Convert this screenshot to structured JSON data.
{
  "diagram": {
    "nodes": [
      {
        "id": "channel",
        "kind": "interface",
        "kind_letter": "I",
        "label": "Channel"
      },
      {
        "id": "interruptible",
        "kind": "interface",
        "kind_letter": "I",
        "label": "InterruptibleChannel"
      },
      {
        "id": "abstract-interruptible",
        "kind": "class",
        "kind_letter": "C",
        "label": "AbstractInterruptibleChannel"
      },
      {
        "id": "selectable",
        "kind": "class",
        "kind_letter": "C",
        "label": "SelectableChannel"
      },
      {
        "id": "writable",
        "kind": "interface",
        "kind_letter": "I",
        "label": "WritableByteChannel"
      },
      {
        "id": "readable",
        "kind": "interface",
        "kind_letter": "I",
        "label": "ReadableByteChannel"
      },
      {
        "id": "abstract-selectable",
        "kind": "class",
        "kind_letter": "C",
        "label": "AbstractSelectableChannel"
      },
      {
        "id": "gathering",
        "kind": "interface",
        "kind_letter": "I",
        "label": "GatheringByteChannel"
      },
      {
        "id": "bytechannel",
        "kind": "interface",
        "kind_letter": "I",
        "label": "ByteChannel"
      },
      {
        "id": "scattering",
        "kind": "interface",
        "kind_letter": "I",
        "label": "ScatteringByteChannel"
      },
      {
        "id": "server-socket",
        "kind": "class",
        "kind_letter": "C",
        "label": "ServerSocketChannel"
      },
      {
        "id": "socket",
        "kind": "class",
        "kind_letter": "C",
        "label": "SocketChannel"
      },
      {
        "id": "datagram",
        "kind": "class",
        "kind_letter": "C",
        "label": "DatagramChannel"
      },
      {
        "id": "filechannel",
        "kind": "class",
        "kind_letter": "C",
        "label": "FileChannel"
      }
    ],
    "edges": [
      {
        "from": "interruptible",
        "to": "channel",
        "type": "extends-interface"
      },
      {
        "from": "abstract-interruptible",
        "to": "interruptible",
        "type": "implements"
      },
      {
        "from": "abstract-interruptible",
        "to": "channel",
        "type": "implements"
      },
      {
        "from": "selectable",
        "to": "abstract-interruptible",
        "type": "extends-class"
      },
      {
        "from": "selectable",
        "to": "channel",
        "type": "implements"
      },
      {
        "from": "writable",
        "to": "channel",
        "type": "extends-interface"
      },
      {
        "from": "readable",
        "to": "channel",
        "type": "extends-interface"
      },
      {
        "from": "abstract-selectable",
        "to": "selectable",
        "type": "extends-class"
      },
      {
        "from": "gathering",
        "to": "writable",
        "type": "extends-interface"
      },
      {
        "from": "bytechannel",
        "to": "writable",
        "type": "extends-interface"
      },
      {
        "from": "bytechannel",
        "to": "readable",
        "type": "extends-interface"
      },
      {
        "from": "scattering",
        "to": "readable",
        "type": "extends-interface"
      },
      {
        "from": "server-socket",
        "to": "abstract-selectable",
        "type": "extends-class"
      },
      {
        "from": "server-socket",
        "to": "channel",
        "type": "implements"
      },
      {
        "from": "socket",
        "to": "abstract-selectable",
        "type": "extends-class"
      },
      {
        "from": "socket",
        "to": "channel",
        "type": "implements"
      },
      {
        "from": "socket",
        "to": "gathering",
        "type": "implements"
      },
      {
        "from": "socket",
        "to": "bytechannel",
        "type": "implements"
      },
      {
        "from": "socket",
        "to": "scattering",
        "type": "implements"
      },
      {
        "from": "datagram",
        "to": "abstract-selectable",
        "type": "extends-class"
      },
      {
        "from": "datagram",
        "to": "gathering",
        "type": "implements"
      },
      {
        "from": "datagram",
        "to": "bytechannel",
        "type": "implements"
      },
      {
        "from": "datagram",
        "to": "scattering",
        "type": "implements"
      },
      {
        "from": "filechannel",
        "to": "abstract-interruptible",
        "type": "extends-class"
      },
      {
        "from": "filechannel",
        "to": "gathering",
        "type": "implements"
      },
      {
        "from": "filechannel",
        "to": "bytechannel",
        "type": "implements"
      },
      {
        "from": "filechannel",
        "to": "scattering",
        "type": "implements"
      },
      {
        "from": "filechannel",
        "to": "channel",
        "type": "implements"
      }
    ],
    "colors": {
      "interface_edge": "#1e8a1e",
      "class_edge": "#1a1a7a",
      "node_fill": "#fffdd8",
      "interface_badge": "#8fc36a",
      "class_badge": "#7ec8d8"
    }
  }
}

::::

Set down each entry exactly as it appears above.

* **Written solution**
Convert this screenshot to structured JSON data.
{
  "diagram": {
    "nodes": [
      {
        "id": "channel",
        "kind": "interface",
        "kind_letter": "I",
        "label": "Channel"
      },
      {
        "id": "interruptible",
        "kind": "interface",
        "kind_letter": "I",
        "label": "InterruptibleChannel"
      },
      {
        "id": "abstract-interruptible",
        "kind": "class",
        "kind_letter": "C",
        "label": "AbstractInterruptibleChannel"
      },
      {
        "id": "selectable",
        "kind": "class",
        "kind_letter": "C",
        "label": "SelectableChannel"
      },
      {
        "id": "writable",
        "kind": "interface",
        "kind_letter": "I",
        "label": "WritableByteChannel"
      },
      {
        "id": "readable",
        "kind": "interface",
        "kind_letter": "I",
        "label": "ReadableByteChannel"
      },
      {
        "id": "abstract-selectable",
        "kind": "class",
        "kind_letter": "C",
        "label": "AbstractSelectableChannel"
      },
      {
        "id": "gathering",
        "kind": "interface",
        "kind_letter": "I",
        "label": "GatheringByteChannel"
      },
      {
        "id": "bytechannel",
        "kind": "interface",
        "kind_letter": "I",
        "label": "ByteChannel"
      },
      {
        "id": "scattering",
        "kind": "interface",
        "kind_letter": "I",
        "label": "ScatteringByteChannel"
      },
      {
        "id": "server-socket",
        "kind": "class",
        "kind_letter": "C",
        "label": "ServerSocketChannel"
      },
      {
        "id": "socket",
        "kind": "class",
        "kind_letter": "C",
        "label": "SocketChannel"
      },
      {
        "id": "datagram",
        "kind": "class",
        "kind_letter": "C",
        "label": "DatagramChannel"
      },
      {
        "id": "filechannel",
        "kind": "class",
        "kind_letter": "C",
        "label": "FileChannel"
      }
    ],
    "edges": [
      {
        "from": "interruptible",
        "to": "channel",
        "type": "extends-interface"
      },
      {
        "from": "abstract-interruptible",
        "to": "interruptible",
        "type": "implements"
      },
      {
        "from": "abstract-interruptible",
        "to": "channel",
        "type": "implements"
      },
      {
        "from": "selectable",
        "to": "abstract-interruptible",
        "type": "extends-class"
      },
      {
        "from": "selectable",
        "to": "channel",
        "type": "implements"
      },
      {
        "from": "writable",
        "to": "channel",
        "type": "extends-interface"
      },
      {
        "from": "readable",
        "to": "channel",
        "type": "extends-interface"
      },
      {
        "from": "abstract-selectable",
        "to": "selectable",
        "type": "extends-class"
      },
      {
        "from": "gathering",
        "to": "writable",
        "type": "extends-interface"
      },
      {
        "from": "bytechannel",
        "to": "writable",
        "type": "extends-interface"
      },
      {
        "from": "bytechannel",
        "to": "readable",
        "type": "extends-interface"
      },
      {
        "from": "scattering",
        "to": "readable",
        "type": "extends-interface"
      },
      {
        "from": "server-socket",
        "to": "abstract-selectable",
        "type": "extends-class"
      },
      {
        "from": "server-socket",
        "to": "channel",
        "type": "implements"
      },
      {
        "from": "socket",
        "to": "abstract-selectable",
        "type": "extends-class"
      },
      {
        "from": "socket",
        "to": "channel",
        "type": "implements"
      },
      {
        "from": "socket",
        "to": "gathering",
        "type": "implements"
      },
      {
        "from": "socket",
        "to": "bytechannel",
        "type": "implements"
      },
      {
        "from": "socket",
        "to": "scattering",
        "type": "implements"
      },
      {
        "from": "datagram",
        "to": "abstract-selectable",
        "type": "extends-class"
      },
      {
        "from": "datagram",
        "to": "gathering",
        "type": "implements"
      },
      {
        "from": "datagram",
        "to": "bytechannel",
        "type": "implements"
      },
      {
        "from": "datagram",
        "to": "scattering",
        "type": "implements"
      },
      {
        "from": "filechannel",
        "to": "abstract-interruptible",
        "type": "extends-class"
      },
      {
        "from": "filechannel",
        "to": "gathering",
        "type": "implements"
      },
      {
        "from": "filechannel",
        "to": "bytechannel",
        "type": "implements"
      },
      {
        "from": "filechannel",
        "to": "scattering",
        "type": "implements"
      },
      {
        "from": "filechannel",
        "to": "channel",
        "type": "implements"
      }
    ],
    "colors": {
      "interface_edge": "#1e8a1e",
      "class_edge": "#1a1a7a",
      "node_fill": "#fffdd8",
      "interface_badge": "#8fc36a",
      "class_badge": "#7ec8d8"
    }
  }
}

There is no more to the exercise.